* Brief
When you respond, write out each entry exactly as it stands.

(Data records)
• • • •

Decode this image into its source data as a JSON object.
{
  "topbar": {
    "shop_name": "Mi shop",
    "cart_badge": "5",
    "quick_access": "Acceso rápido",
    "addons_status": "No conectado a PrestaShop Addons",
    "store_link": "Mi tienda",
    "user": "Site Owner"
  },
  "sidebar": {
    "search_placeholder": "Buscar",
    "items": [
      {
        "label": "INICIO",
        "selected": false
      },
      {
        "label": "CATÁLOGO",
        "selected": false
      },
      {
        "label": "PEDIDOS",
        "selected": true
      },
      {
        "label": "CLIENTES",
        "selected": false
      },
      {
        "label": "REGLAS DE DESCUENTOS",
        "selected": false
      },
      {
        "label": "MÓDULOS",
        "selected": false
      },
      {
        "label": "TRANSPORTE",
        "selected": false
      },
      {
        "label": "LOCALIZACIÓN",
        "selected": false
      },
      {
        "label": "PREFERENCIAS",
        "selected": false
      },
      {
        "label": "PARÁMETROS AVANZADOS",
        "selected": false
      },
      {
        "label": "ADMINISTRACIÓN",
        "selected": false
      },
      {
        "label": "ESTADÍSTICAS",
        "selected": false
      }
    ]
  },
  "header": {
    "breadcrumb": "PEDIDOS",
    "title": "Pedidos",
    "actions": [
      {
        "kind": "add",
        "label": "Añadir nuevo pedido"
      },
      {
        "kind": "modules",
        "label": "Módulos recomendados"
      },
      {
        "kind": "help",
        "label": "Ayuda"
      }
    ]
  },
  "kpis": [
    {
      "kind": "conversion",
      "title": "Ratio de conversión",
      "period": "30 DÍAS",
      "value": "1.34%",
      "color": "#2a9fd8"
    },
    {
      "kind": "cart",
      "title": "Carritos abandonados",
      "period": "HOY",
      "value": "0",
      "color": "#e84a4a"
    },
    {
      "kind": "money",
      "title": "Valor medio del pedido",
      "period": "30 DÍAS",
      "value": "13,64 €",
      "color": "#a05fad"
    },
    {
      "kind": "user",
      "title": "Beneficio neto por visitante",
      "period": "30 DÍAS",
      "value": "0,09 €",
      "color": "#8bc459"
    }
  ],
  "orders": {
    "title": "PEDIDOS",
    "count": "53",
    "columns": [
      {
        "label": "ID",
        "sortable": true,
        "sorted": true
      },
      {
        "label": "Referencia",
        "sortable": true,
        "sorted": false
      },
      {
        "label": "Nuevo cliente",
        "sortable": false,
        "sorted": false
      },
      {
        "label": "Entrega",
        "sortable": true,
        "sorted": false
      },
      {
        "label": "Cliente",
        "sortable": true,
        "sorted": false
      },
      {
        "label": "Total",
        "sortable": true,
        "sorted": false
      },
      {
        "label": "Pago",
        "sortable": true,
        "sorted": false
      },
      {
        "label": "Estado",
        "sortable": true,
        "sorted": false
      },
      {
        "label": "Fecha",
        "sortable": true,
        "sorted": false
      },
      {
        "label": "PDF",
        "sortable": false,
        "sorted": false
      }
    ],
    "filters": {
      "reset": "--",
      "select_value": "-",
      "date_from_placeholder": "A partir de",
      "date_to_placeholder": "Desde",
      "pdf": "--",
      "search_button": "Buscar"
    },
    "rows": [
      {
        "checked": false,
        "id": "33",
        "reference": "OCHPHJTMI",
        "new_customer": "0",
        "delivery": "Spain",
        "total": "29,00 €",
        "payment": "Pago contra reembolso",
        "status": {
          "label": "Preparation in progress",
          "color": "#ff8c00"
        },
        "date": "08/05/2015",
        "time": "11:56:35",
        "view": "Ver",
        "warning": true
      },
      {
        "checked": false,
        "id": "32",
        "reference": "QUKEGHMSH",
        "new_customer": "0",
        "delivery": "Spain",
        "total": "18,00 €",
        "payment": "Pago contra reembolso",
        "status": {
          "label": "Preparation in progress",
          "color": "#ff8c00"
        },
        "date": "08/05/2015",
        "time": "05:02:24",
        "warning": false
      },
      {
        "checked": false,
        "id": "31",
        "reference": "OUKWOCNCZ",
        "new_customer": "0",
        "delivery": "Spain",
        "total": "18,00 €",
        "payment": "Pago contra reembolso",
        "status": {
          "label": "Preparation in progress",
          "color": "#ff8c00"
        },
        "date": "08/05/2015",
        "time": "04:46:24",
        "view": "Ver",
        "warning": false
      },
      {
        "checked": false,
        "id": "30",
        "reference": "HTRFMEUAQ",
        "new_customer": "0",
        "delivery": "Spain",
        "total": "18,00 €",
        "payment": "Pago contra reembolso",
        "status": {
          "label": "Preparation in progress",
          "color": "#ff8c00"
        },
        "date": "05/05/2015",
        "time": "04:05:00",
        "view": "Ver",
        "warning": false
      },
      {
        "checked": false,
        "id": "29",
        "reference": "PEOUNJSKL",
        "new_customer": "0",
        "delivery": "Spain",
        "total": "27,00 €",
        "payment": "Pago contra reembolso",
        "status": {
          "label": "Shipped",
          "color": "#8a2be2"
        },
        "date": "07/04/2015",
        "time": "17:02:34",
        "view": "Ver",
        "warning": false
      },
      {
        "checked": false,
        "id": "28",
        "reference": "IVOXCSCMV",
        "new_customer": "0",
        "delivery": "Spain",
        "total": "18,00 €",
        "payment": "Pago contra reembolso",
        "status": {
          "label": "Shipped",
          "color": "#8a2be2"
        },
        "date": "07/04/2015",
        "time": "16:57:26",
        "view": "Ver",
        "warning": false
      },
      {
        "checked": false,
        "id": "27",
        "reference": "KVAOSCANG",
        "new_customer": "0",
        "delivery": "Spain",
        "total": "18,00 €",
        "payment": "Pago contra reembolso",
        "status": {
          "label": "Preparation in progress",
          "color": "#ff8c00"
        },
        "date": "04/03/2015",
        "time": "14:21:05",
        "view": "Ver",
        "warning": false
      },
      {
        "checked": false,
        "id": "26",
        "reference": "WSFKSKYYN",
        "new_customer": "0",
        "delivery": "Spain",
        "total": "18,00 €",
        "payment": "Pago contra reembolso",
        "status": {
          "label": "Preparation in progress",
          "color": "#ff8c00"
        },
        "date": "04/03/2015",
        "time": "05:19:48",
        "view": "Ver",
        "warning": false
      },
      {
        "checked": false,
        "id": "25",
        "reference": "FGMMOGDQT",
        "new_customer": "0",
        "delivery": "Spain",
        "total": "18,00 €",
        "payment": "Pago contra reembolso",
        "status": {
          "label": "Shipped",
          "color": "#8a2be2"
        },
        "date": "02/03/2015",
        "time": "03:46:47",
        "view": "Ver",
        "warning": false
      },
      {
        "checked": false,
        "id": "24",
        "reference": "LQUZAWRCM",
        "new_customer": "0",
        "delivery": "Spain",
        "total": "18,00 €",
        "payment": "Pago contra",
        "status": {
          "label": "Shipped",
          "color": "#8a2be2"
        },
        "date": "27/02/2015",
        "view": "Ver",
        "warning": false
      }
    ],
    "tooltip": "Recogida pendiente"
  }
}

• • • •

* Written response
Decode this image into its source data as a JSON object.
{
  "topbar": {
    "shop_name": "Mi shop",
    "cart_badge": "5",
    "quick_access": "Acceso rápido",
    "addons_status": "No conectado a PrestaShop Addons",
    "store_link": "Mi tienda",
    "user": "Site Owner"
  },
  "sidebar": {
    "search_placeholder": "Buscar",
    "items": [
      {
        "label": "INICIO",
        "selected": false
      },
      {
        "label": "CATÁLOGO",
        "selected": false
      },
      {
        "label": "PEDIDOS",
        "selected": true
      },
      {
        "label": "CLIENTES",
        "selected": false
      },
      {
        "label": "REGLAS DE DESCUENTOS",
        "selected": false
      },
      {
        "label": "MÓDULOS",
        "selected": false
      },
      {
        "label": "TRANSPORTE",
        "selected": false
      },
      {
        "label": "LOCALIZACIÓN",
        "selected": false
      },
      {
        "label": "PREFERENCIAS",
        "selected": false
      },
      {
        "label": "PARÁMETROS AVANZADOS",
        "selected": false
      },
      {
        "label": "ADMINISTRACIÓN",
        "selected": false
      },
      {
        "label": "ESTADÍSTICAS",
        "selected": false
      }
    ]
  },
  "header": {
    "breadcrumb": "PEDIDOS",
    "title": "Pedidos",
    "actions": [
      {
        "kind": "add",
        "label": "Añadir nuevo pedido"
      },
      {
        "kind": "modules",
        "label": "Módulos recomendados"
      },
      {
        "kind": "help",
        "label": "Ayuda"
      }
    ]
  },
  "kpis": [
    {
      "kind": "conversion",
      "title": "Ratio de conversión",
      "period": "30 DÍAS",
      "value": "1.34%",
      "color": "#2a9fd8"
    },
    {
      "kind": "cart",
      "title": "Carritos abandonados",
      "period": "HOY",
      "value": "0",
      "color": "#e84a4a"
    },
    {
      "kind": "money",
      "title": "Valor medio del pedido",
      "period": "30 DÍAS",
      "value": "13,64 €",
      "color": "#a05fad"
    },
    {
      "kind": "user",
      "title": "Beneficio neto por visitante",
      "period": "30 DÍAS",
      "value": "0,09 €",
      "color": "#8bc459"
    }
  ],
  "orders": {
    "title": "PEDIDOS",
    "count": "53",
    "columns": [
      {
        "label": "ID",
        "sortable": true,
        "sorted": true
      },
      {
        "label": "Referencia",
        "sortable": true,
        "sorted": false
      },
      {
        "label": "Nuevo cliente",
        "sortable": false,
        "sorted": false
      },
      {
        "label": "Entrega",
        "sortable": true,
        "sorted": false
      },
      {
        "label": "Cliente",
        "sortable": true,
        "sorted": false
      },
      {
        "label": "Total",
        "sortable": true,
        "sorted": false
      },
      {
        "label": "Pago",
        "sortable": true,
        "sorted": false
      },
      {
        "label": "Estado",
        "sortable": true,
        "sorted": false
      },
      {
        "label": "Fecha",
        "sortable": true,
        "sorted": false
      },
      {
        "label": "PDF",
        "sortable": false,
        "sorted": false
      }
    ],
    "filters": {
      "reset": "--",
      "select_value": "-",
      "date_from_placeholder": "A partir de",
      "date_to_placeholder": "Desde",
      "pdf": "--",
      "search_button": "Buscar"
    },
    "rows": [
      {
        "checked": false,
        "id": "33",
        "reference": "OCHPHJTMI",
        "new_customer": "0",
        "delivery": "Spain",
        "total": "29,00 €",
        "payment": "Pago contra reembolso",
        "status": {
          "label": "Preparation in progress",
          "color": "#ff8c00"
        },
        "date": "08/05/2015",
        "time": "11:56:35",
        "view": "Ver",
        "warning": true
      },
      {
        "checked": false,
        "id": "32",
        "reference": "QUKEGHMSH",
        "new_customer": "0",
        "delivery": "Spain",
        "total": "18,00 €",
        "payment": "Pago contra reembolso",
        "status": {
          "label": "Preparation in progress",
          "color": "#ff8c00"
        },
        "date": "08/05/2015",
        "time": "05:02:24",
        "warning": false
      },
      {
        "checked": false,
        "id": "31",
        "reference": "OUKWOCNCZ",
        "new_customer": "0",
        "delivery": "Spain",
        "total": "18,00 €",
        "payment": "Pago contra reembolso",
        "status": {
          "label": "Preparation in progress",
          "color": "#ff8c00"
        },
        "date": "08/05/2015",
        "time": "04:46:24",
        "view": "Ver",
        "warning": false
      },
      {
        "checked": false,
        "id": "30",
        "reference": "HTRFMEUAQ",
        "new_customer": "0",
        "delivery": "Spain",
        "total": "18,00 €",
        "payment": "Pago contra reembolso",
        "status": {
          "label": "Preparation in progress",
          "color": "#ff8c00"
        },
        "date": "05/05/2015",
        "time": "04:05:00",
        "view": "Ver",
        "warning": false
      },
      {
        "checked": false,
        "id": "29",
        "reference": "PEOUNJSKL",
        "new_customer": "0",
        "delivery": "Spain",
        "total": "27,00 €",
        "payment": "Pago contra reembolso",
        "status": {
          "label": "Shipped",
          "color": "#8a2be2"
        },
        "date": "07/04/2015",
        "time": "17:02:34",
        "view": "Ver",
        "warning": false
      },
      {
        "checked": false,
        "id": "28",
        "reference": "IVOXCSCMV",
        "new_customer": "0",
        "delivery": "Spain",
        "total": "18,00 €",
        "payment": "Pago contra reembolso",
        "status": {
          "label": "Shipped",
          "color": "#8a2be2"
        },
        "date": "07/04/2015",
        "time": "16:57:26",
        "view": "Ver",
        "warning": false
      },
      {
        "checked": false,
        "id": "27",
        "reference": "KVAOSCANG",
        "new_customer": "0",
        "delivery": "Spain",
        "total": "18,00 €",
        "payment": "Pago contra reembolso",
        "status": {
          "label": "Preparation in progress",
          "color": "#ff8c00"
        },
        "date": "04/03/2015",
        "time": "14:21:05",
        "view": "Ver",
        "warning": false
      },
      {
        "checked": false,
        "id": "26",
        "reference": "WSFKSKYYN",
        "new_customer": "0",
        "delivery": "Spain",
        "total": "18,00 €",
        "payment": "Pago contra reembolso",
        "status": {
          "label": "Preparation in progress",
          "color": "#ff8c00"
        },
        "date": "04/03/2015",
        "time": "05:19:48",
        "view": "Ver",
        "warning": false
      },
      {
        "checked": false,
        "id": "25",
        "reference": "FGMMOGDQT",
        "new_customer": "0",
        "delivery": "Spain",
        "total": "18,00 €",
        "payment": "Pago contra reembolso",
        "status": {
          "label": "Shipped",
          "color": "#8a2be2"
        },
        "date": "02/03/2015",
        "time": "03:46:47",
        "view": "Ver",
        "warning": false
      },
      {
        "checked": false,
        "id": "24",
        "reference": "LQUZAWRCM",
        "new_customer": "0",
        "delivery": "Spain",
        "total": "18,00 €",
        "payment": "Pago contra",
        "status": {
          "label": "Shipped",
          "color": "#8a2be2"
        },
        "date": "27/02/2015",
        "view": "Ver",
        "warning": false
      }
    ],
    "tooltip": "Recogida pendiente"
  }
}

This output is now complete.